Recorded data

______

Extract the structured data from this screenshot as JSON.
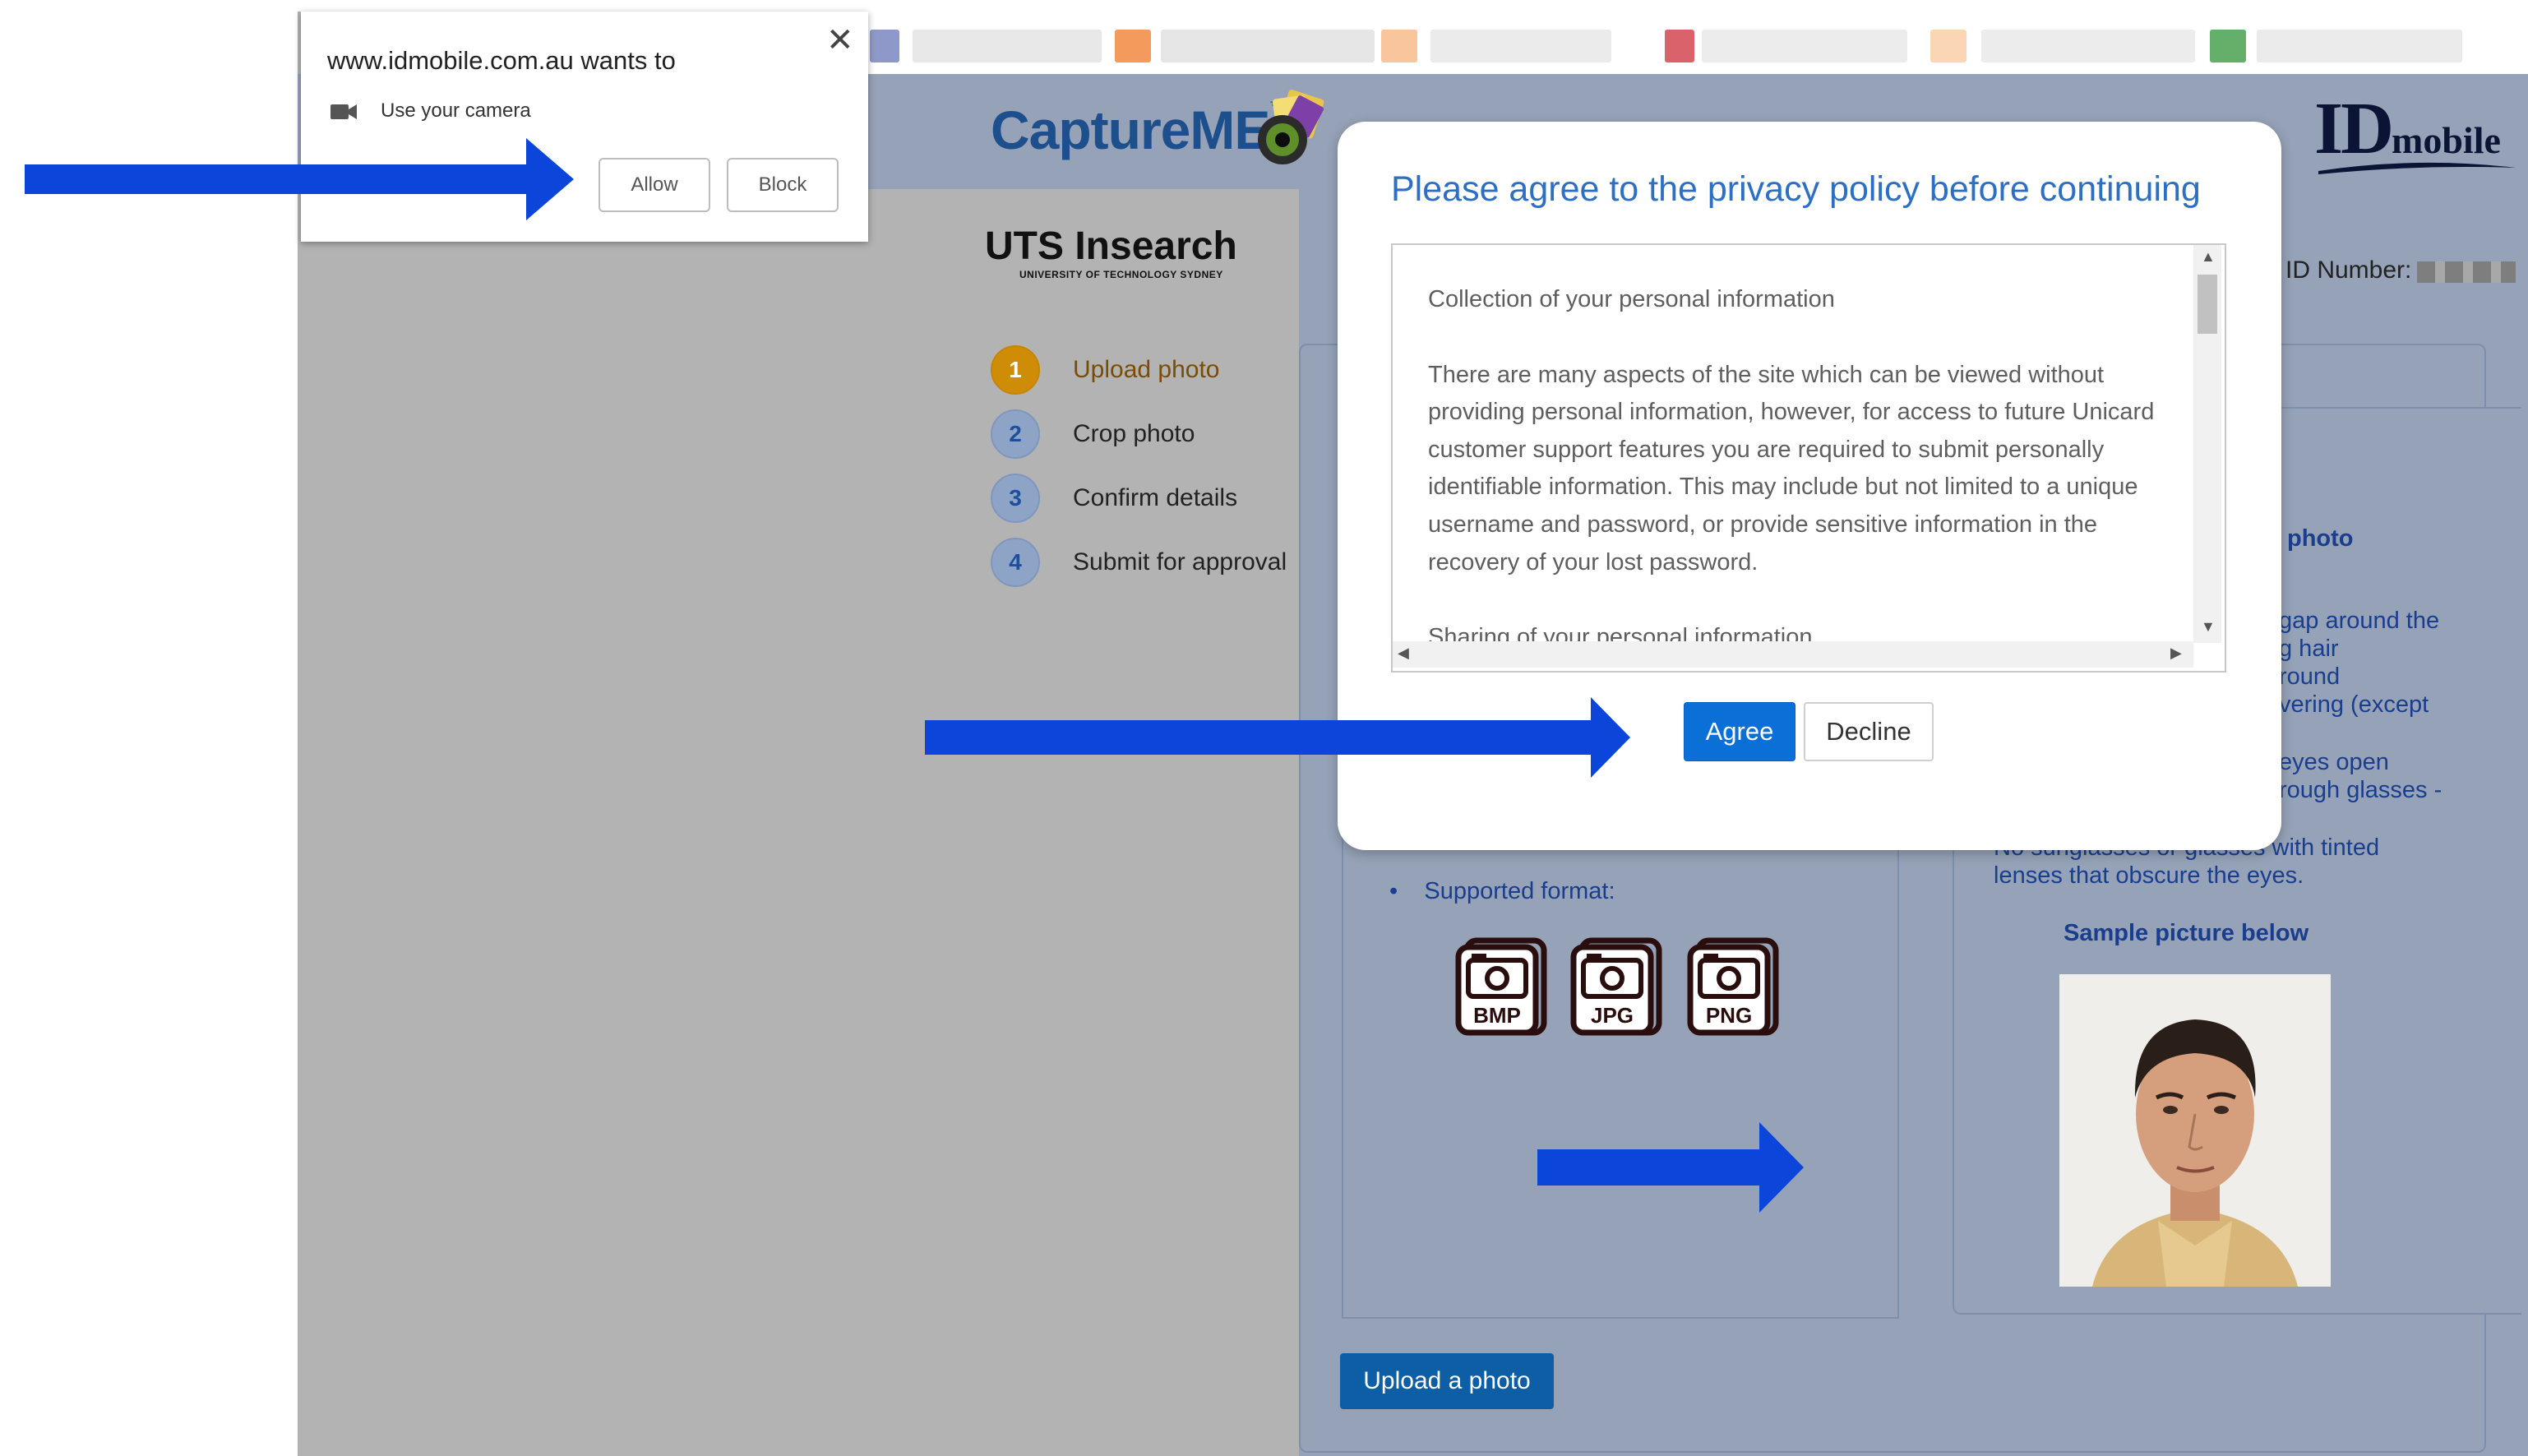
{
  "permission_popup": {
    "title": "www.idmobile.com.au wants to",
    "permission": "Use your camera",
    "allow_label": "Allow",
    "block_label": "Block",
    "close_glyph": "✕",
    "icon": "camera-icon"
  },
  "header": {
    "capture_logo": "CaptureME",
    "capture_tm": "™",
    "idmobile_big": "ID",
    "idmobile_small": "mobile",
    "uts_name": "UTS Insearch",
    "uts_sub": "UNIVERSITY OF TECHNOLOGY SYDNEY"
  },
  "steps": [
    {
      "num": "1",
      "label": "Upload photo",
      "active": true
    },
    {
      "num": "2",
      "label": "Crop photo",
      "active": false
    },
    {
      "num": "3",
      "label": "Confirm details",
      "active": false
    },
    {
      "num": "4",
      "label": "Submit for approval",
      "active": false
    }
  ],
  "id_number_label": "ID Number:",
  "modal": {
    "title": "Please agree to the privacy policy before continuing",
    "paragraphs": [
      "Collection of your personal information",
      "There are many aspects of the site which can be viewed without providing personal information, however, for access to future Unicard customer support features you are required to submit personally identifiable information. This may include but not limited to a unique username and password, or provide sensitive information in the recovery of your lost password.",
      "Sharing of your personal information"
    ],
    "agree_label": "Agree",
    "decline_label": "Decline"
  },
  "right_panel": {
    "title_fragment": "photo",
    "lines": [
      "gap around the",
      "g hair",
      "round",
      "vering (except",
      "eyes open",
      "rough glasses -"
    ],
    "tinted_line1": "No sunglasses or glasses with tinted",
    "tinted_line2": "lenses that obscure the eyes.",
    "sample_title": "Sample picture below"
  },
  "upload": {
    "supported_label": "Supported format:",
    "formats": [
      "BMP",
      "JPG",
      "PNG"
    ],
    "button_label": "Upload a photo"
  },
  "colors": {
    "arrow": "#0b45d9",
    "agree": "#0a6fd6",
    "header_bg": "#95a2b7",
    "step_active": "#cf8d07"
  }
}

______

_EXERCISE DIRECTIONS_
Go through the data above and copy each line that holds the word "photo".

_OUTPUT OF THE EXERCISE_
      "label": "Upload photo",
      "label": "Crop photo",
    "title_fragment": "photo",
    "button_label": "Upload a photo"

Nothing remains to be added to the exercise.